#### DIRECTIONS
Read the lines of the data below and retrieve those with "this".

#### Entries from a dataset of interfaces
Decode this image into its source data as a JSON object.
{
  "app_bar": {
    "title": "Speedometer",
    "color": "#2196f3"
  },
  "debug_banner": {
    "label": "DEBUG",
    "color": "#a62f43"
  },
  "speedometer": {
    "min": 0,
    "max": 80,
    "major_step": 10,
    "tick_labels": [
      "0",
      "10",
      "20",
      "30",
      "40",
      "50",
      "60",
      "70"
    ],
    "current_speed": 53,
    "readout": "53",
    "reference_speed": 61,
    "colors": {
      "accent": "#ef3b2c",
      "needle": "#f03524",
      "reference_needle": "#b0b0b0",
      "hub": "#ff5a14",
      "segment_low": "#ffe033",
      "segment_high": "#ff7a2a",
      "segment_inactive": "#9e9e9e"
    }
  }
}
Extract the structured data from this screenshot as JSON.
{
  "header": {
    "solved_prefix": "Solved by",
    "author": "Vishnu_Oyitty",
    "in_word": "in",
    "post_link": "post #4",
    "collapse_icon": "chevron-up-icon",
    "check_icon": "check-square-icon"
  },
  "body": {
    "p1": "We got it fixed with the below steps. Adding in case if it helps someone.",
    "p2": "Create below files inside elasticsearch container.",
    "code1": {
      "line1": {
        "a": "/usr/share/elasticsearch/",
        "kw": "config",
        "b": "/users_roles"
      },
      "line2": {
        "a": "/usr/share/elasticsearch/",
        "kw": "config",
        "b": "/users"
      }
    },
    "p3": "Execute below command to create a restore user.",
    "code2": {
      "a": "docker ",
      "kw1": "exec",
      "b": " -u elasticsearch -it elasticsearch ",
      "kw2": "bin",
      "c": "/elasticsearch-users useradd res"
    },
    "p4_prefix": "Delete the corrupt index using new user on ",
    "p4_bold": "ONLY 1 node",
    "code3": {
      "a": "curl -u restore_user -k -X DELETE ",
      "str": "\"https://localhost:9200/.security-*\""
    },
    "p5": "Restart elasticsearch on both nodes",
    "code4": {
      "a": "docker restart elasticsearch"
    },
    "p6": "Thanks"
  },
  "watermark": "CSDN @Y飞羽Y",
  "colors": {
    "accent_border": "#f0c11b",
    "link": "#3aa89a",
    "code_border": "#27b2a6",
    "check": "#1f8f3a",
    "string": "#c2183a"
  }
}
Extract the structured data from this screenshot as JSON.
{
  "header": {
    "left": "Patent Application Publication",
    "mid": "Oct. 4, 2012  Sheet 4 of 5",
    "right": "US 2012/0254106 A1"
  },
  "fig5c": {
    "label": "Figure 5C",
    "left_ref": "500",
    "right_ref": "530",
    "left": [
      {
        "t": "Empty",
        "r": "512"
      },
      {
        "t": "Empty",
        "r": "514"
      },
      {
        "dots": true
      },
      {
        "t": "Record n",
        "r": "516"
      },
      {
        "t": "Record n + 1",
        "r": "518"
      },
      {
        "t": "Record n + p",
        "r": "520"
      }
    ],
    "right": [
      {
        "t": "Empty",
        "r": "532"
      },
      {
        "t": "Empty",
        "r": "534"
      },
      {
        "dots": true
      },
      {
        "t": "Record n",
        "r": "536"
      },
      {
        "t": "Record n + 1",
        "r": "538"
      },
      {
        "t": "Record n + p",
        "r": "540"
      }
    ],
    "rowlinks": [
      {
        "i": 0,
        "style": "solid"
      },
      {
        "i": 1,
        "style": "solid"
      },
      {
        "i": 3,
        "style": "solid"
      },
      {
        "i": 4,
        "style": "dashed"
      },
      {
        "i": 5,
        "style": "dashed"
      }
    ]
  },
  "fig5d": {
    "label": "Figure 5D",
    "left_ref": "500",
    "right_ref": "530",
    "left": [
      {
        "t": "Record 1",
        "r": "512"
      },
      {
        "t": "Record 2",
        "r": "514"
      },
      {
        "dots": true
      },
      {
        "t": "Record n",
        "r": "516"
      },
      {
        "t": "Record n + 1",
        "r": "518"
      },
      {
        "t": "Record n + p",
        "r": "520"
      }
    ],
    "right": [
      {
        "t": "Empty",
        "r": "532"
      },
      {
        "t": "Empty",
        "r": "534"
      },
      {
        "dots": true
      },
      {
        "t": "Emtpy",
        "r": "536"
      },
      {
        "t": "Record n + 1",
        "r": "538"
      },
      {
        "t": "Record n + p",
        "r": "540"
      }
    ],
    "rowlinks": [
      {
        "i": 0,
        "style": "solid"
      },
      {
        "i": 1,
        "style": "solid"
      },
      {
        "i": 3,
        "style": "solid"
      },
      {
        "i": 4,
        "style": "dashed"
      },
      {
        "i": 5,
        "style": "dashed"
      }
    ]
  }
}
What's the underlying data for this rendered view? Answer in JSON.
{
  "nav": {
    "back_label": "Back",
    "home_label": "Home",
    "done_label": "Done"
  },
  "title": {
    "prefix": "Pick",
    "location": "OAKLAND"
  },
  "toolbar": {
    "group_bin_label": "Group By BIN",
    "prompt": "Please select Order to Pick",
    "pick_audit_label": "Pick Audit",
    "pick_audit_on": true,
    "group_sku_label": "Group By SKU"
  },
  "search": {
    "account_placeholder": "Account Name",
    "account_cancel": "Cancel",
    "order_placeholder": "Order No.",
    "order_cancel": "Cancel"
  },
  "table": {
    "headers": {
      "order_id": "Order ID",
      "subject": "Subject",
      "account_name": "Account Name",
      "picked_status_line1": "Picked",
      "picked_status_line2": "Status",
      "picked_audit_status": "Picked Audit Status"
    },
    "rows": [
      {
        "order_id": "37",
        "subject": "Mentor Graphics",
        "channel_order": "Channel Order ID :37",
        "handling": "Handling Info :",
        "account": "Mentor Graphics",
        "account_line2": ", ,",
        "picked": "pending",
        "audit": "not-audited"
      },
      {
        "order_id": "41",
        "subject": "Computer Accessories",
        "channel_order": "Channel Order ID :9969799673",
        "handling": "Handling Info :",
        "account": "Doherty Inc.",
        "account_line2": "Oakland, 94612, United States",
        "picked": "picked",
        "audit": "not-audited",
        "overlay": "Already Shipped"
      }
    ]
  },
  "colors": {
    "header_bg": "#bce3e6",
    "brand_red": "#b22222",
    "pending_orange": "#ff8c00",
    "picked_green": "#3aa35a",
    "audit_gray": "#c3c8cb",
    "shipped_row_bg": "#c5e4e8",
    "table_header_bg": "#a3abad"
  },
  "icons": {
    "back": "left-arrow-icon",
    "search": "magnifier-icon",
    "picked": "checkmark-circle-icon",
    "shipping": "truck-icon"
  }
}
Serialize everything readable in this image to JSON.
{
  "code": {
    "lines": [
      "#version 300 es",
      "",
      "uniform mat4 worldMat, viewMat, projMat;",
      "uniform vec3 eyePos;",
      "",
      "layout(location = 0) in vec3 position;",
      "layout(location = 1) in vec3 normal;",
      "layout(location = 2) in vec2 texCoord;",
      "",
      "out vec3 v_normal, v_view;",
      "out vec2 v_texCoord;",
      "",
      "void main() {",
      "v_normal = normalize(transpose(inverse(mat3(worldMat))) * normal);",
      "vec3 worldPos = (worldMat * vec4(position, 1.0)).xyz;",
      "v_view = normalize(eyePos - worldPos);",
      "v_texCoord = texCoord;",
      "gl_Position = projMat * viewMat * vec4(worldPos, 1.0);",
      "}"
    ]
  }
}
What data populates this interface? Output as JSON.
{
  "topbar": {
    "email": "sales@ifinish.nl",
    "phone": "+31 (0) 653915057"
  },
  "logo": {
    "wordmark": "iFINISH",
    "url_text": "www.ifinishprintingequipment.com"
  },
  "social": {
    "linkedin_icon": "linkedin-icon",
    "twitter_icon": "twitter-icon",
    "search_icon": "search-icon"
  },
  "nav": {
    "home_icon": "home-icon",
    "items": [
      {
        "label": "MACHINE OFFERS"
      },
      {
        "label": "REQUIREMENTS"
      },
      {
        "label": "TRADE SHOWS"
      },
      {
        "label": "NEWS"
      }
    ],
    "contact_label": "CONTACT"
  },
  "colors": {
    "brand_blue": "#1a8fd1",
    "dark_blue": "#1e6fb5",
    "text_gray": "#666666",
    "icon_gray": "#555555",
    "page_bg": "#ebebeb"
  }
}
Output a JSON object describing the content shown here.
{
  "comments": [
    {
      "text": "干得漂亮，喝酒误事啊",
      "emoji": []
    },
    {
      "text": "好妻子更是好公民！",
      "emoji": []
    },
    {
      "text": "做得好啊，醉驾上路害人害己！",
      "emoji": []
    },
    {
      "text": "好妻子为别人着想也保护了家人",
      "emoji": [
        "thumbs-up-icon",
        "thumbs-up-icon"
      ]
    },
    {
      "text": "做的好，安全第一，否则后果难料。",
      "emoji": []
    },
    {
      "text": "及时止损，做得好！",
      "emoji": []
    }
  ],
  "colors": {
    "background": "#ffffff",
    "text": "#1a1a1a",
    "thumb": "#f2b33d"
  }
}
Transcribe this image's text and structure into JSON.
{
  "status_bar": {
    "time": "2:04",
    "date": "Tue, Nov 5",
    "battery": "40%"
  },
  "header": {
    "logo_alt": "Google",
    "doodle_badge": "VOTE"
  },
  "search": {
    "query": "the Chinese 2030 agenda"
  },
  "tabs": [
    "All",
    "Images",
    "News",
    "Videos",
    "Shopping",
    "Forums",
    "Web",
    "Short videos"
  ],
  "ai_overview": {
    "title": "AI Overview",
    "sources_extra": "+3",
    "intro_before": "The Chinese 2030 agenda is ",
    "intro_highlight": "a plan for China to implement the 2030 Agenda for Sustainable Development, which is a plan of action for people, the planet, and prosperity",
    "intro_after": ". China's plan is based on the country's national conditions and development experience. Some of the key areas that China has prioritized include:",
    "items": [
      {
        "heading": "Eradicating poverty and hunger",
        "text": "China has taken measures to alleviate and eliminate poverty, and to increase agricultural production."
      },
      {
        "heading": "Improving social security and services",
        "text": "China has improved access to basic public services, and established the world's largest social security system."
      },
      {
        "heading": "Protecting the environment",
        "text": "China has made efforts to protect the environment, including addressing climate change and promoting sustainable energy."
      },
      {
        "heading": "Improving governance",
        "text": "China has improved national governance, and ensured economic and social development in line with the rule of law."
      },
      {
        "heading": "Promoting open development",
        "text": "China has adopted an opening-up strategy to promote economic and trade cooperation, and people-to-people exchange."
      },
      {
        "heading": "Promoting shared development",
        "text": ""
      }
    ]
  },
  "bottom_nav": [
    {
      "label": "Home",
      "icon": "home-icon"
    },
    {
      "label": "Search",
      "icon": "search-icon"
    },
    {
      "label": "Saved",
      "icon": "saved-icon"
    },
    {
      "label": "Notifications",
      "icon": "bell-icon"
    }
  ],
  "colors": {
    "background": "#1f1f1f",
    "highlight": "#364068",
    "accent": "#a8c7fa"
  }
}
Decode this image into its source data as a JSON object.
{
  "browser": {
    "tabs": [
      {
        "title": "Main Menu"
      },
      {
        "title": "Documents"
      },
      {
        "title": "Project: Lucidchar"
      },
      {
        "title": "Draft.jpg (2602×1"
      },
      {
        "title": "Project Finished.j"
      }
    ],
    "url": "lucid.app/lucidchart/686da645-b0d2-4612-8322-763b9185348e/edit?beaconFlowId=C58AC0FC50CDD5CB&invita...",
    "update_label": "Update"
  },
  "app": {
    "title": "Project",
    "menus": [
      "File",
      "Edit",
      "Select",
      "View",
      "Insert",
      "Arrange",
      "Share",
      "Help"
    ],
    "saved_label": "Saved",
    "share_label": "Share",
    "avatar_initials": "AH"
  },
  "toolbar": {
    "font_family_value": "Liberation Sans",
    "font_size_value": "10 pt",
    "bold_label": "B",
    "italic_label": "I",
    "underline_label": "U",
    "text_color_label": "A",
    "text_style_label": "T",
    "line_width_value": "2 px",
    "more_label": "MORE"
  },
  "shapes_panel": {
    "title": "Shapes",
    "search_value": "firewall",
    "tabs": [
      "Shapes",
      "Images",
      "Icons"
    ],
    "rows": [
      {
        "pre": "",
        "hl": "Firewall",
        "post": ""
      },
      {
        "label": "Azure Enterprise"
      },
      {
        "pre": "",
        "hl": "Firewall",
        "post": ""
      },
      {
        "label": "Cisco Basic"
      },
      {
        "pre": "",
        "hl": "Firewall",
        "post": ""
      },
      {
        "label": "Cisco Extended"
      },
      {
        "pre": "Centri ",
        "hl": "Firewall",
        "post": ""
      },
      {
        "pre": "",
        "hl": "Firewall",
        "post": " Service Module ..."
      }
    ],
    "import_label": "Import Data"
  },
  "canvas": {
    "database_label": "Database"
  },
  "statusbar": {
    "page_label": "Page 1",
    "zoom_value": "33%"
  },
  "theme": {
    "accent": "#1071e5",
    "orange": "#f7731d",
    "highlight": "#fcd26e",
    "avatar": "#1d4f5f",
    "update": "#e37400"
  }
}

#### EXERCISE RESULT
Decode this image into its source data as a JSON object.
Extract the structured data from this screenshot as JSON.
Extract the structured data from this screenshot as JSON.
What's the underlying data for this rendered view? Answer in JSON.
Serialize everything readable in this image to JSON.
What data populates this interface? Output as JSON.
Transcribe this image's text and structure into JSON.
Decode this image into its source data as a JSON object.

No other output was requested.